Views from developers and financiers, presented in a series of plenary sessions (and ubiquitous PowerPoint presentations) showed clearly what the industry must do to progress financially – and how Scotland must ready itself for projects finally getting into the water.
In Wednesday’s first session, EDP Renewables’ Tom LoTurco’s claim that an “average” 500MW offshore wind farm requires £1.67bn of investment were examined.
The cash, said Tom, “doesn’t come from one single bank”. In fact, he claimed “we need to bring a series of banks and other organisations to the party” in order to make projects of this scale viable.
Frenchman Clement Weber, of financial experts Green Giraffe, told how Germany’s 288MW (megawatt) Butendiek offshore wind project recorded a world first when pension funds invested some of the €940m build cost while construction risks were still in play. From a UK perspective, Clement added that his company’s view was that the ongoing Electricity Market Reform process “will stimulate the equity market” which funds Britain’s offshore projects: welcome news indeed.
Huge sums at work, then – but, according to wind turbine manufacturer Senvion’s Luke Bridgman, Scotland must up its game to take advantage of the potential port-side benefits of offshore wind projects.
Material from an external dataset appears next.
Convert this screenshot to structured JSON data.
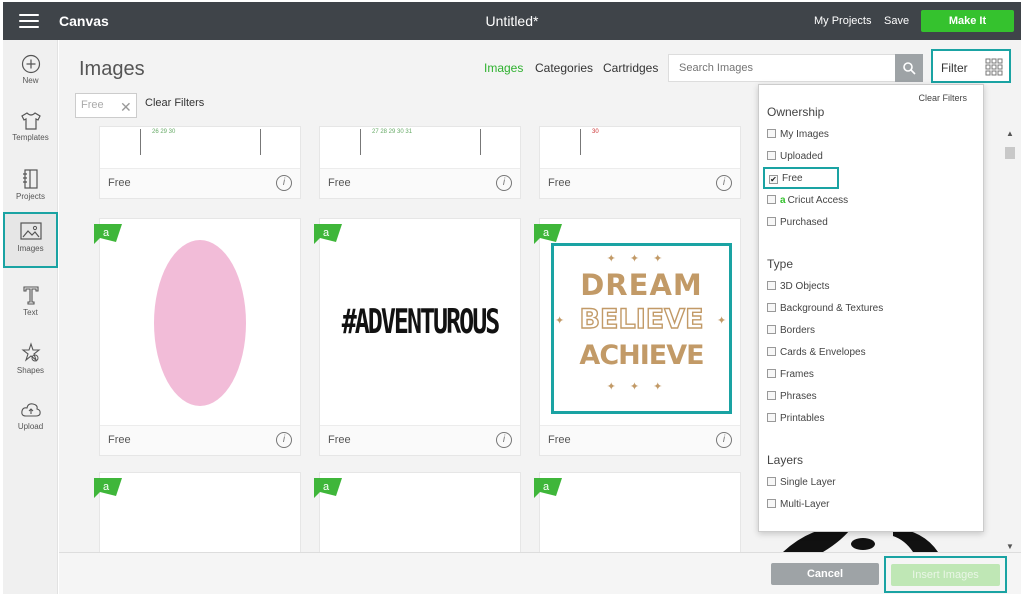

He points to the potential of ‘superports’ on the continent, as well as increasingly large ships which look set to lower turbine and tower transport costs, as posing a threat to the establishment of Scottish offshore wind bases.
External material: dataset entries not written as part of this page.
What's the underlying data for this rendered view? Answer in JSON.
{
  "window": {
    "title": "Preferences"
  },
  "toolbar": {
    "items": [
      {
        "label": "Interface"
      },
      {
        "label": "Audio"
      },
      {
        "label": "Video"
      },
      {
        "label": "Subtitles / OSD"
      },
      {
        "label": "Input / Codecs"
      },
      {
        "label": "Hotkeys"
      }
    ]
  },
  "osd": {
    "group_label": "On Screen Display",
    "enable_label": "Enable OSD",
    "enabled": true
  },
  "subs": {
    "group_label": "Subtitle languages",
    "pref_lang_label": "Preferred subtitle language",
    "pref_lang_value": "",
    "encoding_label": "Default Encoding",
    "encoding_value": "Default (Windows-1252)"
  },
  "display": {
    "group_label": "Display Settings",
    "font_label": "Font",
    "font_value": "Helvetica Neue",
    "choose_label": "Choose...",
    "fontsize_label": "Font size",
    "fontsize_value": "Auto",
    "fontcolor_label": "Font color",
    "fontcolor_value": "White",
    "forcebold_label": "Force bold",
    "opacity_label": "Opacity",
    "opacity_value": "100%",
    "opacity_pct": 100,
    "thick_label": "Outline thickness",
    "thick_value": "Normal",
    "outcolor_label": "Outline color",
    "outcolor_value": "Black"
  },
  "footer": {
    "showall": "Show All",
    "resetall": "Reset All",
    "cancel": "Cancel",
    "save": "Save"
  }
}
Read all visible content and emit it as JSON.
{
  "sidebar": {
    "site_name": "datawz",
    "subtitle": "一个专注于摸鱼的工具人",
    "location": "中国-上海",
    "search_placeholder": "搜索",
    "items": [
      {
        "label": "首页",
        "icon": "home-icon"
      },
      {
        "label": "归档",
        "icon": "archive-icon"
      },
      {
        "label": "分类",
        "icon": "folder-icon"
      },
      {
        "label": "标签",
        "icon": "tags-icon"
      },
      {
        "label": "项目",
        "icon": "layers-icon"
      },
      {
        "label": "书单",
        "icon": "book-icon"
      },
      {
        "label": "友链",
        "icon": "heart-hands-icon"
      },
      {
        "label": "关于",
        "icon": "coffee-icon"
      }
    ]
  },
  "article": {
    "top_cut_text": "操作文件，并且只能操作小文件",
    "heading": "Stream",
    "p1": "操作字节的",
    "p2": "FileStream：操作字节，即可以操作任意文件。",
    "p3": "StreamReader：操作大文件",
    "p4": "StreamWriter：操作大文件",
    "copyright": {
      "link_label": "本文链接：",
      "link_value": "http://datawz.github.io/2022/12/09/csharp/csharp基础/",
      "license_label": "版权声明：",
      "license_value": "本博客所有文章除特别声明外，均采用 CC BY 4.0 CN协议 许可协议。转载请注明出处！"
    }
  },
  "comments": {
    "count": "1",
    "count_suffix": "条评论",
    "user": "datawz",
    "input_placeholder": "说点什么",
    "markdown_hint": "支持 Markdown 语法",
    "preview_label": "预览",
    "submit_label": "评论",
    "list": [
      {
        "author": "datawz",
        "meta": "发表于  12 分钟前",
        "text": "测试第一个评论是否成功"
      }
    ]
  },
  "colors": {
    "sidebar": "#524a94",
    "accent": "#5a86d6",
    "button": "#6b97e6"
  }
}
This year’s conference, which ends today (Weds) has been Scottish Renewables’ busiest ever, with over 900 delegates attending over two days. The industry came to town to talk, and the mood throughout was positive – we’re already looking ahead to our Annual Conference in Edinburgh on March 18 and 19, where all renewables sectors will
be up for debate.
• Lindsay Leask is Senior Policy Manager at Scottish Renewables